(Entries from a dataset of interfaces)
.....

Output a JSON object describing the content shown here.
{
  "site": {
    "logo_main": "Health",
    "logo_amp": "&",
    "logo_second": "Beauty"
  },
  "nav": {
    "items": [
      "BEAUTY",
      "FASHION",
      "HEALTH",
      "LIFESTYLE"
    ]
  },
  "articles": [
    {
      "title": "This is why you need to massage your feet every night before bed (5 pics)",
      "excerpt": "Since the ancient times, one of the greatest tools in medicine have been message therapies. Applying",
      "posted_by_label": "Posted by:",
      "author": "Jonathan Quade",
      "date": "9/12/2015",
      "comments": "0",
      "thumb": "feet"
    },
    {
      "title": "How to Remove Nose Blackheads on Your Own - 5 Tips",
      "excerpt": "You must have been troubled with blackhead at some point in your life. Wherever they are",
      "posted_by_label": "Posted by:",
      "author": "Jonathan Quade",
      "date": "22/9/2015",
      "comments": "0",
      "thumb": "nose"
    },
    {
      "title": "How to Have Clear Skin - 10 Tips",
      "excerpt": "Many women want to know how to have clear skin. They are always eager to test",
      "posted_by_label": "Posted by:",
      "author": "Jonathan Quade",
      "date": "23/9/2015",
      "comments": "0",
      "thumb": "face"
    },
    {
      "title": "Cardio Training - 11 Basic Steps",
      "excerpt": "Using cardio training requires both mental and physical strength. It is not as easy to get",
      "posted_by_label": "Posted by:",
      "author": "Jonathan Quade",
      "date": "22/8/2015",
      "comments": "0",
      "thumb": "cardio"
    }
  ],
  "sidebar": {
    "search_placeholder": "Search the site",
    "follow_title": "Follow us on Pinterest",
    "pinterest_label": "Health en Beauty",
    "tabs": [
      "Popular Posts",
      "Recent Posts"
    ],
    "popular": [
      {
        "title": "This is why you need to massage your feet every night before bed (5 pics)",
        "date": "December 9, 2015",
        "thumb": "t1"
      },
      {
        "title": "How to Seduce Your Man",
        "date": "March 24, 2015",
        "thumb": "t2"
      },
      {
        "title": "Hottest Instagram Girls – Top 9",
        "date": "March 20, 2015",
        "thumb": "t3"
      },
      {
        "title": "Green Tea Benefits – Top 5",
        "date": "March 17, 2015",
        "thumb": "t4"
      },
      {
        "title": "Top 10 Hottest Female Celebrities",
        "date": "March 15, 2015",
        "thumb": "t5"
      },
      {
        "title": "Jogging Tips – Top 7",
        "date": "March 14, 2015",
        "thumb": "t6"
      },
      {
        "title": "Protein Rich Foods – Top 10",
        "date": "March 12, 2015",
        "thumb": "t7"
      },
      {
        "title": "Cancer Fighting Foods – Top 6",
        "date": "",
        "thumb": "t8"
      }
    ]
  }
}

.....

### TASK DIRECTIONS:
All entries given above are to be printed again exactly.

### TASK OUTPUT:
Output a JSON object describing the content shown here.
{
  "site": {
    "logo_main": "Health",
    "logo_amp": "&",
    "logo_second": "Beauty"
  },
  "nav": {
    "items": [
      "BEAUTY",
      "FASHION",
      "HEALTH",
      "LIFESTYLE"
    ]
  },
  "articles": [
    {
      "title": "This is why you need to massage your feet every night before bed (5 pics)",
      "excerpt": "Since the ancient times, one of the greatest tools in medicine have been message therapies. Applying",
      "posted_by_label": "Posted by:",
      "author": "Jonathan Quade",
      "date": "9/12/2015",
      "comments": "0",
      "thumb": "feet"
    },
    {
      "title": "How to Remove Nose Blackheads on Your Own - 5 Tips",
      "excerpt": "You must have been troubled with blackhead at some point in your life. Wherever they are",
      "posted_by_label": "Posted by:",
      "author": "Jonathan Quade",
      "date": "22/9/2015",
      "comments": "0",
      "thumb": "nose"
    },
    {
      "title": "How to Have Clear Skin - 10 Tips",
      "excerpt": "Many women want to know how to have clear skin. They are always eager to test",
      "posted_by_label": "Posted by:",
      "author": "Jonathan Quade",
      "date": "23/9/2015",
      "comments": "0",
      "thumb": "face"
    },
    {
      "title": "Cardio Training - 11 Basic Steps",
      "excerpt": "Using cardio training requires both mental and physical strength. It is not as easy to get",
      "posted_by_label": "Posted by:",
      "author": "Jonathan Quade",
      "date": "22/8/2015",
      "comments": "0",
      "thumb": "cardio"
    }
  ],
  "sidebar": {
    "search_placeholder": "Search the site",
    "follow_title": "Follow us on Pinterest",
    "pinterest_label": "Health en Beauty",
    "tabs": [
      "Popular Posts",
      "Recent Posts"
    ],
    "popular": [
      {
        "title": "This is why you need to massage your feet every night before bed (5 pics)",
        "date": "December 9, 2015",
        "thumb": "t1"
      },
      {
        "title": "How to Seduce Your Man",
        "date": "March 24, 2015",
        "thumb": "t2"
      },
      {
        "title": "Hottest Instagram Girls – Top 9",
        "date": "March 20, 2015",
        "thumb": "t3"
      },
      {
        "title": "Green Tea Benefits – Top 5",
        "date": "March 17, 2015",
        "thumb": "t4"
      },
      {
        "title": "Top 10 Hottest Female Celebrities",
        "date": "March 15, 2015",
        "thumb": "t5"
      },
      {
        "title": "Jogging Tips – Top 7",
        "date": "March 14, 2015",
        "thumb": "t6"
      },
      {
        "title": "Protein Rich Foods – Top 10",
        "date": "March 12, 2015",
        "thumb": "t7"
      },
      {
        "title": "Cancer Fighting Foods – Top 6",
        "date": "",
        "thumb": "t8"
      }
    ]
  }
}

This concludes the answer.